**ACTIVITY**
Keep every character as it is and output all of the records.

START THE DATA

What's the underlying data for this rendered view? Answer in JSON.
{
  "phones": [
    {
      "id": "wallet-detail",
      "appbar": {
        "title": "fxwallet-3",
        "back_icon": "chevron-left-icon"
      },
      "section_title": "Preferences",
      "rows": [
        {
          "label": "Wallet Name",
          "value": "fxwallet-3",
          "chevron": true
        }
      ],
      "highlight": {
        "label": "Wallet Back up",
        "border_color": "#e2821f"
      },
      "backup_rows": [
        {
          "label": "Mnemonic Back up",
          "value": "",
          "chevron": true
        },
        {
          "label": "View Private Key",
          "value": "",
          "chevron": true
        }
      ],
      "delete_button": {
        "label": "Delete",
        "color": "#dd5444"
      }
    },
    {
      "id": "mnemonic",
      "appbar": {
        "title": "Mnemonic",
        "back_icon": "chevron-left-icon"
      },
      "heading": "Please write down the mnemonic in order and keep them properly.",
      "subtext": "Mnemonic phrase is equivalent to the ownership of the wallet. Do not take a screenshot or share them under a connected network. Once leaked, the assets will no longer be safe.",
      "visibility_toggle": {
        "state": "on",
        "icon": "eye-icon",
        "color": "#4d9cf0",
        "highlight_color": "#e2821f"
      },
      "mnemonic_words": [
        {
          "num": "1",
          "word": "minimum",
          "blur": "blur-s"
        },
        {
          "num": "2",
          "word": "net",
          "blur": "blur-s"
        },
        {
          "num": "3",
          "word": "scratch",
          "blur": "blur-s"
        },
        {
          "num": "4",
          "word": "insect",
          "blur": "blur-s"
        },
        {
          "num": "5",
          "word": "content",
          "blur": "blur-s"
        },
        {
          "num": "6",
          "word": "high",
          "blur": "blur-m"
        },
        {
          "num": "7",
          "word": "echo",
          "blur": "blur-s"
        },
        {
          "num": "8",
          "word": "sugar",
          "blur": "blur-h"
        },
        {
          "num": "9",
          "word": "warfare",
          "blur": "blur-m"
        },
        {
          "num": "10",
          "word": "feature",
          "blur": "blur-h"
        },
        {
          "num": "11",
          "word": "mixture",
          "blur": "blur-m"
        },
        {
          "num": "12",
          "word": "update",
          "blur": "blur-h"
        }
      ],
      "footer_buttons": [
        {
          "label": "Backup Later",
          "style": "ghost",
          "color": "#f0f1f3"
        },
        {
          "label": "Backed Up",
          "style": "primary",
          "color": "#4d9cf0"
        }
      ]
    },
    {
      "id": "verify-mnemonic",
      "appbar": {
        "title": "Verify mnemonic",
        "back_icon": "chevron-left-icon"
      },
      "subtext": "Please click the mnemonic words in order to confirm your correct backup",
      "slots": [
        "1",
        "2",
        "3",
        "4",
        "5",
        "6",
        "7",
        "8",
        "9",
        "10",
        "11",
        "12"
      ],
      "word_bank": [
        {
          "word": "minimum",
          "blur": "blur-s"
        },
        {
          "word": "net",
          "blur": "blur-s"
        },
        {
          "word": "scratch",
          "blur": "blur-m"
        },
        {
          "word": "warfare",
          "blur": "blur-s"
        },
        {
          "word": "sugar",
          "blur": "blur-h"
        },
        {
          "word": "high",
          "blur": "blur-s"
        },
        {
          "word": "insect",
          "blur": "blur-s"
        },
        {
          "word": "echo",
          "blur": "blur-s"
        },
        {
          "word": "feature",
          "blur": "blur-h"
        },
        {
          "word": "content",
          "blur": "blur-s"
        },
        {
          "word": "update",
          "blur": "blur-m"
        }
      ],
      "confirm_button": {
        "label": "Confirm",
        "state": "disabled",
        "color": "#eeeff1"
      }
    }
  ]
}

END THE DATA

**SOLUTION FOR THIS TASK**
What's the underlying data for this rendered view? Answer in JSON.
{
  "phones": [
    {
      "id": "wallet-detail",
      "appbar": {
        "title": "fxwallet-3",
        "back_icon": "chevron-left-icon"
      },
      "section_title": "Preferences",
      "rows": [
        {
          "label": "Wallet Name",
          "value": "fxwallet-3",
          "chevron": true
        }
      ],
      "highlight": {
        "label": "Wallet Back up",
        "border_color": "#e2821f"
      },
      "backup_rows": [
        {
          "label": "Mnemonic Back up",
          "value": "",
          "chevron": true
        },
        {
          "label": "View Private Key",
          "value": "",
          "chevron": true
        }
      ],
      "delete_button": {
        "label": "Delete",
        "color": "#dd5444"
      }
    },
    {
      "id": "mnemonic",
      "appbar": {
        "title": "Mnemonic",
        "back_icon": "chevron-left-icon"
      },
      "heading": "Please write down the mnemonic in order and keep them properly.",
      "subtext": "Mnemonic phrase is equivalent to the ownership of the wallet. Do not take a screenshot or share them under a connected network. Once leaked, the assets will no longer be safe.",
      "visibility_toggle": {
        "state": "on",
        "icon": "eye-icon",
        "color": "#4d9cf0",
        "highlight_color": "#e2821f"
      },
      "mnemonic_words": [
        {
          "num": "1",
          "word": "minimum",
          "blur": "blur-s"
        },
        {
          "num": "2",
          "word": "net",
          "blur": "blur-s"
        },
        {
          "num": "3",
          "word": "scratch",
          "blur": "blur-s"
        },
        {
          "num": "4",
          "word": "insect",
          "blur": "blur-s"
        },
        {
          "num": "5",
          "word": "content",
          "blur": "blur-s"
        },
        {
          "num": "6",
          "word": "high",
          "blur": "blur-m"
        },
        {
          "num": "7",
          "word": "echo",
          "blur": "blur-s"
        },
        {
          "num": "8",
          "word": "sugar",
          "blur": "blur-h"
        },
        {
          "num": "9",
          "word": "warfare",
          "blur": "blur-m"
        },
        {
          "num": "10",
          "word": "feature",
          "blur": "blur-h"
        },
        {
          "num": "11",
          "word": "mixture",
          "blur": "blur-m"
        },
        {
          "num": "12",
          "word": "update",
          "blur": "blur-h"
        }
      ],
      "footer_buttons": [
        {
          "label": "Backup Later",
          "style": "ghost",
          "color": "#f0f1f3"
        },
        {
          "label": "Backed Up",
          "style": "primary",
          "color": "#4d9cf0"
        }
      ]
    },
    {
      "id": "verify-mnemonic",
      "appbar": {
        "title": "Verify mnemonic",
        "back_icon": "chevron-left-icon"
      },
      "subtext": "Please click the mnemonic words in order to confirm your correct backup",
      "slots": [
        "1",
        "2",
        "3",
        "4",
        "5",
        "6",
        "7",
        "8",
        "9",
        "10",
        "11",
        "12"
      ],
      "word_bank": [
        {
          "word": "minimum",
          "blur": "blur-s"
        },
        {
          "word": "net",
          "blur": "blur-s"
        },
        {
          "word": "scratch",
          "blur": "blur-m"
        },
        {
          "word": "warfare",
          "blur": "blur-s"
        },
        {
          "word": "sugar",
          "blur": "blur-h"
        },
        {
          "word": "high",
          "blur": "blur-s"
        },
        {
          "word": "insect",
          "blur": "blur-s"
        },
        {
          "word": "echo",
          "blur": "blur-s"
        },
        {
          "word": "feature",
          "blur": "blur-h"
        },
        {
          "word": "content",
          "blur": "blur-s"
        },
        {
          "word": "update",
          "blur": "blur-m"
        }
      ],
      "confirm_button": {
        "label": "Confirm",
        "state": "disabled",
        "color": "#eeeff1"
      }
    }
  ]
}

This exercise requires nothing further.